Hopefully, you have a better idea of how new requirements come into being and how you can voice your opinion of them but what about the measuring devices like scales and gas pumps? Who certifies them and how do they know that they are appropriate for legal-for-trade applications? The National Type Evaluation Program, or NTEP, is part of and managed by the NCWM. Under the NTEP, devices are submitted to a NTEP or NIST lab for evaluation and, if found to be compliant, an NTEP Certificate of Compliance is issued. There are a number of NTEP labs administered by states and specializing in various types of devices. The labs in Ohio, Maryland, California and New York traditionally evaluate scales while the NIST Force Lab and the California lab handle load cells. If you are curious whether a device has an NTEP certificate, it is a simple matter of looking at the nameplate. Beginning in 2001, devices must have their NTEP Certificate of Conformance number listed on the nameplate. For devices manufactured prior to this date or if you are unable to locate the nameplate, you can look up and view the certificate on the NCWM website by clicking on the NTEP tab.

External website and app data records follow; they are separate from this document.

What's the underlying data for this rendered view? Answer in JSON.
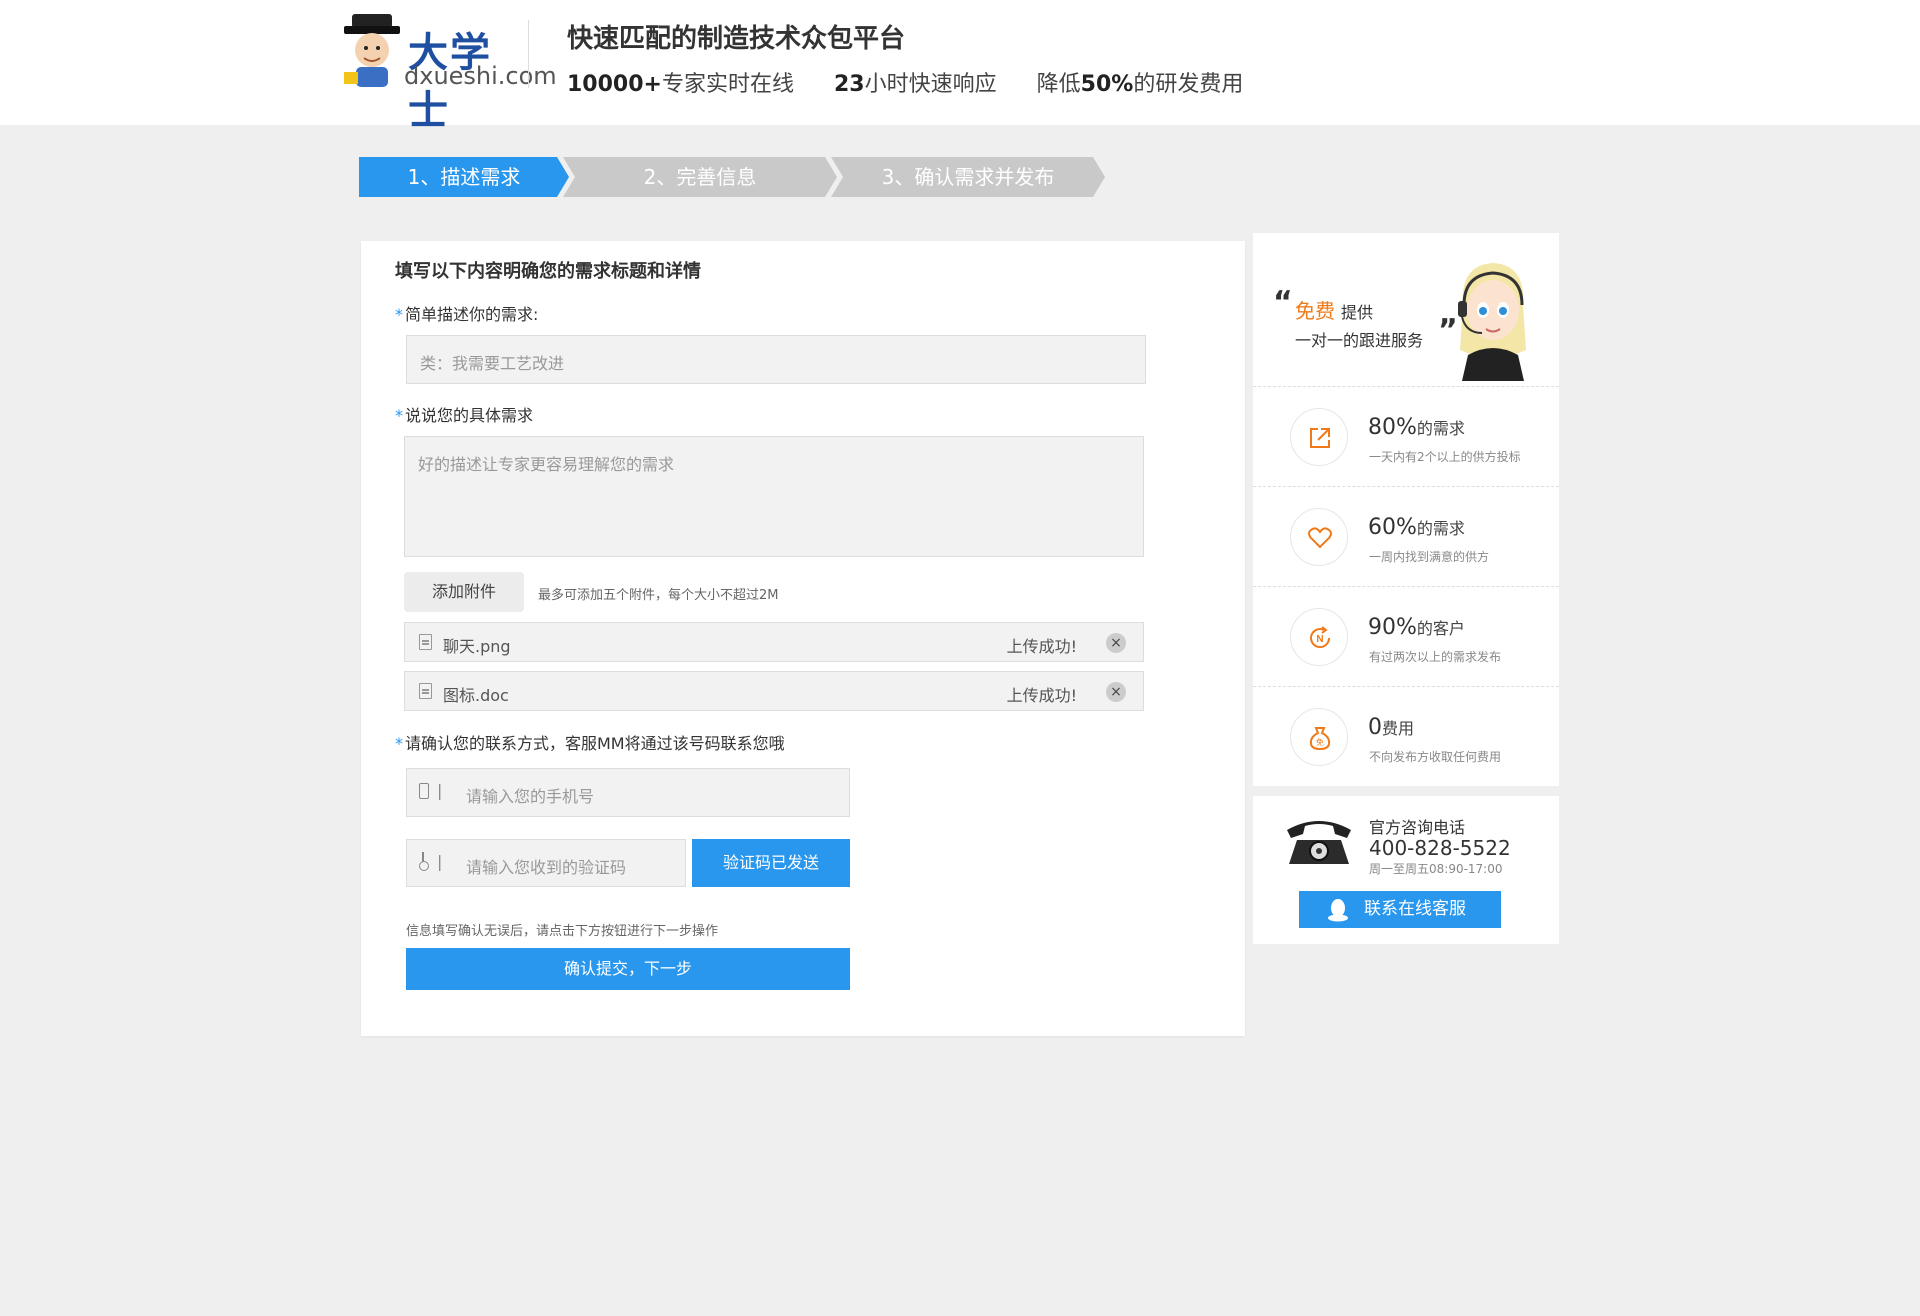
{
  "header": {
    "logo_text": "大学士",
    "logo_sub": "dxueshi.com",
    "slogan": "快速匹配的制造技术众包平台",
    "features": [
      {
        "bold": "10000+",
        "text": "专家实时在线"
      },
      {
        "bold": "23",
        "text": "小时快速响应"
      },
      {
        "prefix": "降低",
        "bold": "50%",
        "text": "的研发费用"
      }
    ]
  },
  "steps": [
    {
      "label": "1、描述需求",
      "state": "active"
    },
    {
      "label": "2、完善信息",
      "state": "inactive"
    },
    {
      "label": "3、确认需求并发布",
      "state": "inactive"
    }
  ],
  "form": {
    "title": "填写以下内容明确您的需求标题和详情",
    "req_mark": "*",
    "brief_label": "简单描述你的需求:",
    "brief_placeholder": "类：我需要工艺改进",
    "detail_label": "说说您的具体需求",
    "detail_placeholder": "好的描述让专家更容易理解您的需求",
    "attach_button": "添加附件",
    "attach_tip": "最多可添加五个附件，每个大小不超过2M",
    "files": [
      {
        "name": "聊天.png",
        "status": "上传成功!"
      },
      {
        "name": "图标.doc",
        "status": "上传成功!"
      }
    ],
    "contact_label": "请确认您的联系方式，客服MM将通过该号码联系您哦",
    "phone_placeholder": "请输入您的手机号",
    "code_placeholder": "请输入您收到的验证码",
    "code_button": "验证码已发送",
    "confirm_tip": "信息填写确认无误后，请点击下方按钮进行下一步操作",
    "submit_button": "确认提交，下一步"
  },
  "side": {
    "free": "免费",
    "provide": "提供",
    "service": "一对一的跟进服务",
    "stats": [
      {
        "num": "80%",
        "unit": "的需求",
        "desc": "一天内有2个以上的供方投标",
        "icon": "external-link-icon"
      },
      {
        "num": "60%",
        "unit": "的需求",
        "desc": "一周内找到满意的供方",
        "icon": "heart-icon"
      },
      {
        "num": "90%",
        "unit": "的客户",
        "desc": "有过两次以上的需求发布",
        "icon": "refresh-n-icon"
      },
      {
        "num": "0",
        "unit": "费用",
        "desc": "不向发布方收取任何费用",
        "icon": "money-bag-icon"
      }
    ],
    "accent": "#f07a19"
  },
  "contact": {
    "title": "官方咨询电话",
    "number": "400-828-5522",
    "hours": "周一至周五08:90-17:00",
    "qq_button": "联系在线客服"
  },
  "colors": {
    "primary": "#2a97ee",
    "inactive_step": "#c9c9c9",
    "background": "#efefef"
  }
}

Now that you know that the device has been evaluated and found to be compliant, you may be wondering how do you know that production devices perform to the same level as the device evaluated in the NTEP lab? The short answer is you don’t. The NCWM recognized this potential problem back in 1999 and has taken steps to address it. The NCWM and industry worked together to develop the Verified Conformity Assessment Program or VCAP to ensure production devices perform at the same level as the device evaluated. This is done by a third party audit of the manufacturer’s quality management system along with a review of their test equipment and procedures. The program began with audits of all load cell manufacturers and has moved forward to encompass load-receivers using non-NTEP load cells and of 2,000 pounds capacity or less. As this is written, the NCWM Board of Directors is considering expanding the program to include all device types affected by temperature. More information regarding the implementation of the VCAP can be found on the NCWM website.
The next time you look at a gas pump, scale, or package weight, know that there is an army of weights and measures professionals at work to ensure that the quantity of the commodity you purchase is the quantity that you pay for. Unfortunately, most of these folks work in the background and are seldom recognized for their work, we should applaud them for their hard work to keep a fair and equitable marketplace and a level playing field for manufacturers. Remember that Proverbs 20:23 (NIV Version) states, “The Lord detests differing weights, and dishonest scales do not please him.”